I am not artistic, but I appreciate good art. I should have pursued my Oceanography/Marine Biology studies in college, but I didn’t. Luckily, I have managed to intertwine both interests into a passion for collecting nautical-themed scrimshaw. This passion lead to an invitation to become a WorthPoint Worthologist, specializing in authentic, antique scrimshaw. Image 1 is the mandatory WorthPoint head shot, which you will find on the Worthologist Directory page.
I am also webmaster of an international scrimshaw collecting website. In June of 2008, I began exchanging e-mails with a promising scrimshander named Rod Lacey, of Cairns, Queensland, Australia, and encouraged him to share images of his scrimwork. I provided just a bit of information on how to make high-resolution, close-up images of his scrimshaws, then edited his results before posting them onto his own artist’s page in our scrimshaw gallery section: www.scrimshawcollectors.com/GalleryNew2.html, exactly as I have done for several other modern scrimshanders.
Then on July 29th, I received a surprise package in the mail. From Australia! I opened it with great anticipation. What I found rendered me speechless.
Rod Lacey had used my WorthPoint portrait [image 2] as an inspiration to scrimshaw my likeness onto a 2.5-inch x 4.38-inch section of 5,000-year old fossil walrus ivory [image 1]. He added a cap & foul-weather jacket, as would have been typically worn by a whaler, 150-years ago. I was dumb-founded! He enclosed a short letter, in which he tells me that this is a “Thank You” gift for my efforts on his behalf. Rod also revealed that he cast the 3.4-ounce silver base, which custom-fits the lower edge of the ivory [image 3]. The base is hallmarked “925” & “M”. I am still stunned.

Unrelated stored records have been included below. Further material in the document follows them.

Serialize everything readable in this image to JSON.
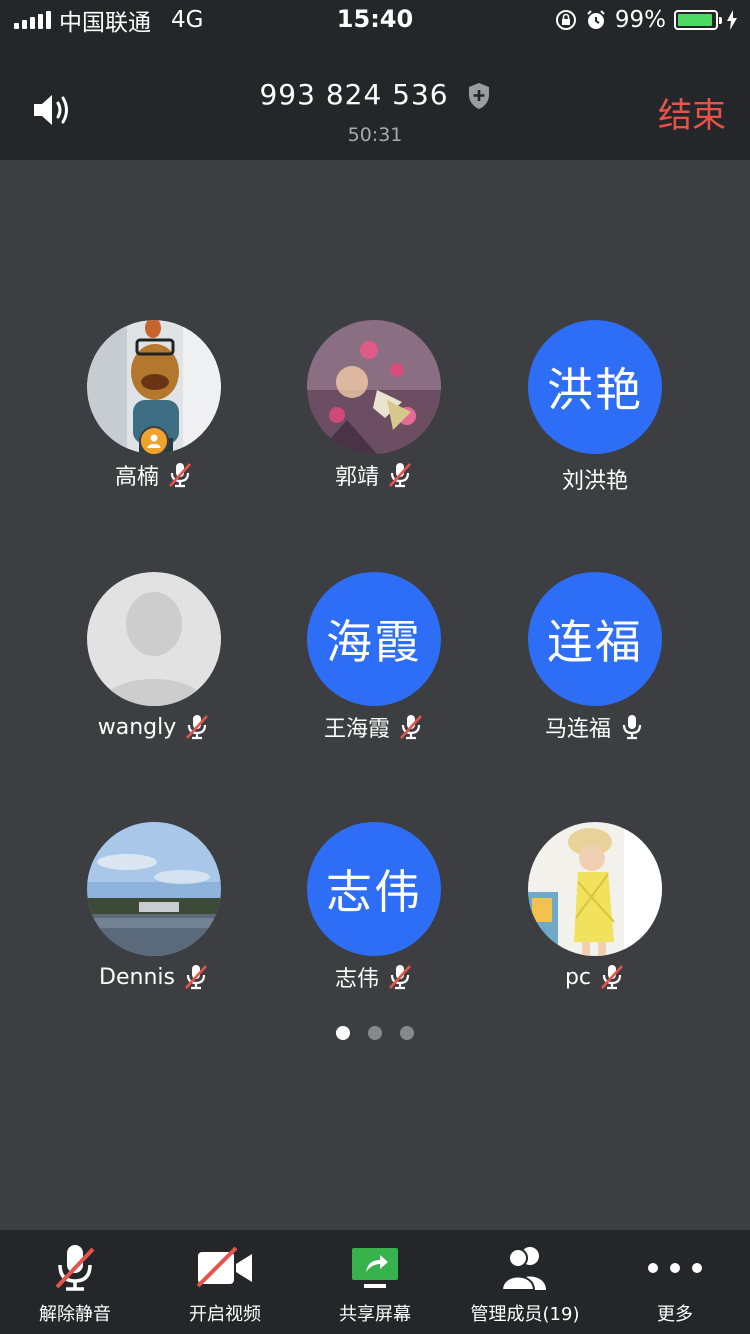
{
  "status_bar": {
    "carrier": "中国联通",
    "network": "4G",
    "time": "15:40",
    "battery_pct": "99%",
    "battery_level": 0.99
  },
  "header": {
    "meeting_id": "993 824 536",
    "duration": "50:31",
    "end_label": "结束",
    "end_color": "#e5534b"
  },
  "participants": [
    {
      "name": "高楠",
      "avatar_type": "photo",
      "avatar_icon": "puppet-photo",
      "mic": "muted",
      "host": true
    },
    {
      "name": "郭靖",
      "avatar_type": "photo",
      "avatar_icon": "flowers-photo",
      "mic": "muted"
    },
    {
      "name": "刘洪艳",
      "avatar_type": "text",
      "avatar_text": "洪艳",
      "mic": "none"
    },
    {
      "name": "wangly",
      "avatar_type": "default",
      "avatar_icon": "default-person",
      "mic": "muted"
    },
    {
      "name": "王海霞",
      "avatar_type": "text",
      "avatar_text": "海霞",
      "mic": "muted"
    },
    {
      "name": "马连福",
      "avatar_type": "text",
      "avatar_text": "连福",
      "mic": "on"
    },
    {
      "name": "Dennis",
      "avatar_type": "photo",
      "avatar_icon": "lake-photo",
      "mic": "muted"
    },
    {
      "name": "志伟",
      "avatar_type": "text",
      "avatar_text": "志伟",
      "mic": "muted"
    },
    {
      "name": "pc",
      "avatar_type": "photo",
      "avatar_icon": "child-photo",
      "mic": "muted"
    }
  ],
  "pagination": {
    "pages": 3,
    "current": 1
  },
  "toolbar": {
    "unmute": "解除静音",
    "video": "开启视频",
    "share": "共享屏幕",
    "members": "管理成员(19)",
    "more": "更多"
  },
  "colors": {
    "accent_blue": "#2e6ef7",
    "share_green": "#37b24d",
    "mute_red": "#e5534b"
  }
}
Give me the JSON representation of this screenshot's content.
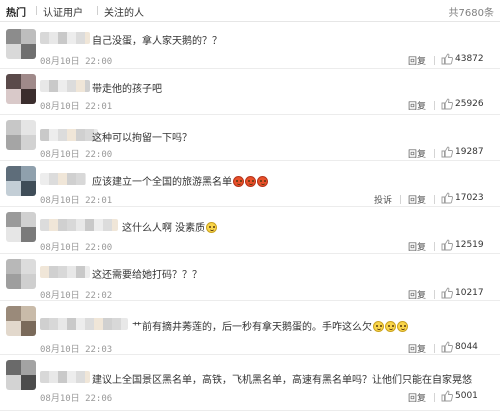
{
  "tabs": [
    {
      "label": "热门"
    },
    {
      "label": "认证用户"
    },
    {
      "label": "关注的人"
    }
  ],
  "total_label": "共7680条",
  "actions": {
    "reply": "回复",
    "report": "投诉"
  },
  "comments": [
    {
      "text": "自己没蛋，拿人家天鹅的？？",
      "time": "08月10日 22:00",
      "likes": "43872",
      "emojis": []
    },
    {
      "text": "带走他的孩子吧",
      "time": "08月10日 22:01",
      "likes": "25926",
      "emojis": []
    },
    {
      "text": "这种可以拘留一下吗？",
      "time": "08月10日 22:00",
      "likes": "19287",
      "emojis": []
    },
    {
      "text": "应该建立一个全国的旅游黑名单",
      "time": "08月10日 22:01",
      "likes": "17023",
      "emojis": [
        "angry-face-icon",
        "angry-face-icon",
        "angry-face-icon"
      ]
    },
    {
      "text": "这什么人啊 没素质",
      "time": "08月10日 22:00",
      "likes": "12519",
      "emojis": [
        "smile-face-icon"
      ]
    },
    {
      "text": "这还需要给她打码？？？",
      "time": "08月10日 22:02",
      "likes": "10217",
      "emojis": []
    },
    {
      "text": "艹前有摘井莠莲的，后一秒有拿天鹅蛋的。手咋这么欠",
      "time": "08月10日 22:03",
      "likes": "8044",
      "emojis": [
        "smile-face-icon",
        "smile-face-icon",
        "smile-face-icon"
      ]
    },
    {
      "text": "建议上全国景区黑名单，高铁，飞机黑名单，高速有黑名单吗？让他们只能在自家晃悠",
      "time": "08月10日 22:06",
      "likes": "5001",
      "emojis": []
    }
  ],
  "colors": {
    "like_icon": "#9a9a9a",
    "time": "#999999",
    "rule": "#ececec"
  }
}
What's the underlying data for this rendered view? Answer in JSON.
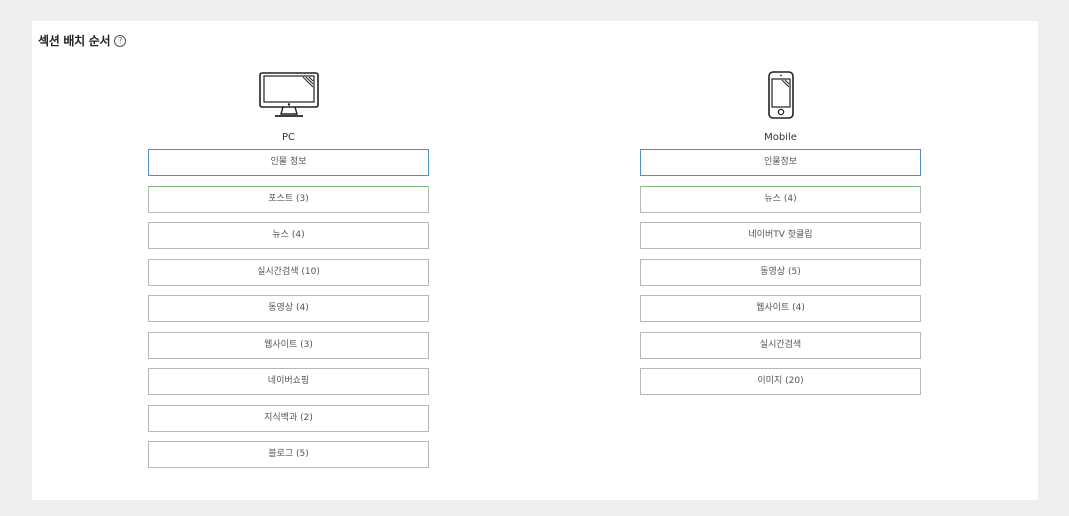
{
  "section": {
    "title": "섹션 배치 순서",
    "help_glyph": "?"
  },
  "pc": {
    "label": "PC",
    "icon": "desktop-monitor-icon",
    "items": [
      {
        "label": "인물 정보",
        "selected": true
      },
      {
        "label": "포스트 (3)"
      },
      {
        "label": "뉴스 (4)"
      },
      {
        "label": "실시간검색 (10)"
      },
      {
        "label": "동영상 (4)"
      },
      {
        "label": "웹사이트 (3)"
      },
      {
        "label": "네이버쇼핑"
      },
      {
        "label": "지식백과 (2)"
      },
      {
        "label": "블로그 (5)"
      }
    ]
  },
  "mobile": {
    "label": "Mobile",
    "icon": "smartphone-icon",
    "items": [
      {
        "label": "인물정보",
        "selected": true
      },
      {
        "label": "뉴스 (4)"
      },
      {
        "label": "네이버TV 핫클립"
      },
      {
        "label": "동영상 (5)"
      },
      {
        "label": "웹사이트 (4)"
      },
      {
        "label": "실시간검색"
      },
      {
        "label": "이미지 (20)"
      }
    ]
  },
  "colors": {
    "selected_border": "#4a8fd9",
    "item_border": "#b7b7b7",
    "background": "#efefef"
  }
}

My momma always told me that one good turn deserves another. I just never expected it to be so expertly scribed, and set in Sterling!
Long Beach CA